## [Problem description]
Return each line of the material verbatim.

Start of Data section

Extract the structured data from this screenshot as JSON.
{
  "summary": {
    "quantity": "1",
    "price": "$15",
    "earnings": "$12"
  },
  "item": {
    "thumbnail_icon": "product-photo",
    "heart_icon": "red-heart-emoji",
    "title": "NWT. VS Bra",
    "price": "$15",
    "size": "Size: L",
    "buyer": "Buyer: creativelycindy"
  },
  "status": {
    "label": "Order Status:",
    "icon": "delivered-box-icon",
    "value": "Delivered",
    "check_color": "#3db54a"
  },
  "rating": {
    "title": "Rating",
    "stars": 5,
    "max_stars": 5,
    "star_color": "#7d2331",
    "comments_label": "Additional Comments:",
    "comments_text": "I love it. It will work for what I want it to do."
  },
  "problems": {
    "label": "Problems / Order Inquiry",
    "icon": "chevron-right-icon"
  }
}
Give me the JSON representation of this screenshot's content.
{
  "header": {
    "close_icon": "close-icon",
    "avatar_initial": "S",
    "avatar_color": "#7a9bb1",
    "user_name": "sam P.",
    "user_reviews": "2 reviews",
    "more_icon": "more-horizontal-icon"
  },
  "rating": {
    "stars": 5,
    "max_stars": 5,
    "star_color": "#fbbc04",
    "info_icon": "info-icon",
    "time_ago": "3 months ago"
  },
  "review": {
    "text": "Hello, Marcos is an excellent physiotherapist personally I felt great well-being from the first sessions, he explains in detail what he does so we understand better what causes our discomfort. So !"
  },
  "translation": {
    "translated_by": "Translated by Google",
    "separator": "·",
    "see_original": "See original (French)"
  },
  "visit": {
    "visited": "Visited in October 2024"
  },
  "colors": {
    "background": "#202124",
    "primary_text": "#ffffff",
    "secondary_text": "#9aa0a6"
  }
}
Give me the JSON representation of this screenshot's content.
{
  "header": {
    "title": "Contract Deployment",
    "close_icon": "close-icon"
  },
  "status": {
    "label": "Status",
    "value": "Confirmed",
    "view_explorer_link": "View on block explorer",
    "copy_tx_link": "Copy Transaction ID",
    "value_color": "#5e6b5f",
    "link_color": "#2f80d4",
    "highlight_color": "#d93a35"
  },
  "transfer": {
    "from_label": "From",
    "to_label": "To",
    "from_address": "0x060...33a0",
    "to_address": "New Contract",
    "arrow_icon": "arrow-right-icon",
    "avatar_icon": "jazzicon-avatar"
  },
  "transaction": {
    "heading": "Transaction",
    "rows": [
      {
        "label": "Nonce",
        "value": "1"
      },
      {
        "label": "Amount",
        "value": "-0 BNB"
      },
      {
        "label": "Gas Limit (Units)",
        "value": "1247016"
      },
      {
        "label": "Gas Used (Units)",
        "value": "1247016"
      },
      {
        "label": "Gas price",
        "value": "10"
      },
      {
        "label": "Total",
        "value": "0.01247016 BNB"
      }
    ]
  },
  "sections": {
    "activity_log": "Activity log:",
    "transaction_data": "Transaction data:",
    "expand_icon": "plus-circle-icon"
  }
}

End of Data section

## [Answer section]
Extract the structured data from this screenshot as JSON.
{
  "summary": {
    "quantity": "1",
    "price": "$15",
    "earnings": "$12"
  },
  "item": {
    "thumbnail_icon": "product-photo",
    "heart_icon": "red-heart-emoji",
    "title": "NWT. VS Bra",
    "price": "$15",
    "size": "Size: L",
    "buyer": "Buyer: creativelycindy"
  },
  "status": {
    "label": "Order Status:",
    "icon": "delivered-box-icon",
    "value": "Delivered",
    "check_color": "#3db54a"
  },
  "rating": {
    "title": "Rating",
    "stars": 5,
    "max_stars": 5,
    "star_color": "#7d2331",
    "comments_label": "Additional Comments:",
    "comments_text": "I love it. It will work for what I want it to do."
  },
  "problems": {
    "label": "Problems / Order Inquiry",
    "icon": "chevron-right-icon"
  }
}
Give me the JSON representation of this screenshot's content.
{
  "header": {
    "close_icon": "close-icon",
    "avatar_initial": "S",
    "avatar_color": "#7a9bb1",
    "user_name": "sam P.",
    "user_reviews": "2 reviews",
    "more_icon": "more-horizontal-icon"
  },
  "rating": {
    "stars": 5,
    "max_stars": 5,
    "star_color": "#fbbc04",
    "info_icon": "info-icon",
    "time_ago": "3 months ago"
  },
  "review": {
    "text": "Hello, Marcos is an excellent physiotherapist personally I felt great well-being from the first sessions, he explains in detail what he does so we understand better what causes our discomfort. So !"
  },
  "translation": {
    "translated_by": "Translated by Google",
    "separator": "·",
    "see_original": "See original (French)"
  },
  "visit": {
    "visited": "Visited in October 2024"
  },
  "colors": {
    "background": "#202124",
    "primary_text": "#ffffff",
    "secondary_text": "#9aa0a6"
  }
}
Give me the JSON representation of this screenshot's content.
{
  "header": {
    "title": "Contract Deployment",
    "close_icon": "close-icon"
  },
  "status": {
    "label": "Status",
    "value": "Confirmed",
    "view_explorer_link": "View on block explorer",
    "copy_tx_link": "Copy Transaction ID",
    "value_color": "#5e6b5f",
    "link_color": "#2f80d4",
    "highlight_color": "#d93a35"
  },
  "transfer": {
    "from_label": "From",
    "to_label": "To",
    "from_address": "0x060...33a0",
    "to_address": "New Contract",
    "arrow_icon": "arrow-right-icon",
    "avatar_icon": "jazzicon-avatar"
  },
  "transaction": {
    "heading": "Transaction",
    "rows": [
      {
        "label": "Nonce",
        "value": "1"
      },
      {
        "label": "Amount",
        "value": "-0 BNB"
      },
      {
        "label": "Gas Limit (Units)",
        "value": "1247016"
      },
      {
        "label": "Gas Used (Units)",
        "value": "1247016"
      },
      {
        "label": "Gas price",
        "value": "10"
      },
      {
        "label": "Total",
        "value": "0.01247016 BNB"
      }
    ]
  },
  "sections": {
    "activity_log": "Activity log:",
    "transaction_data": "Transaction data:",
    "expand_icon": "plus-circle-icon"
  }
}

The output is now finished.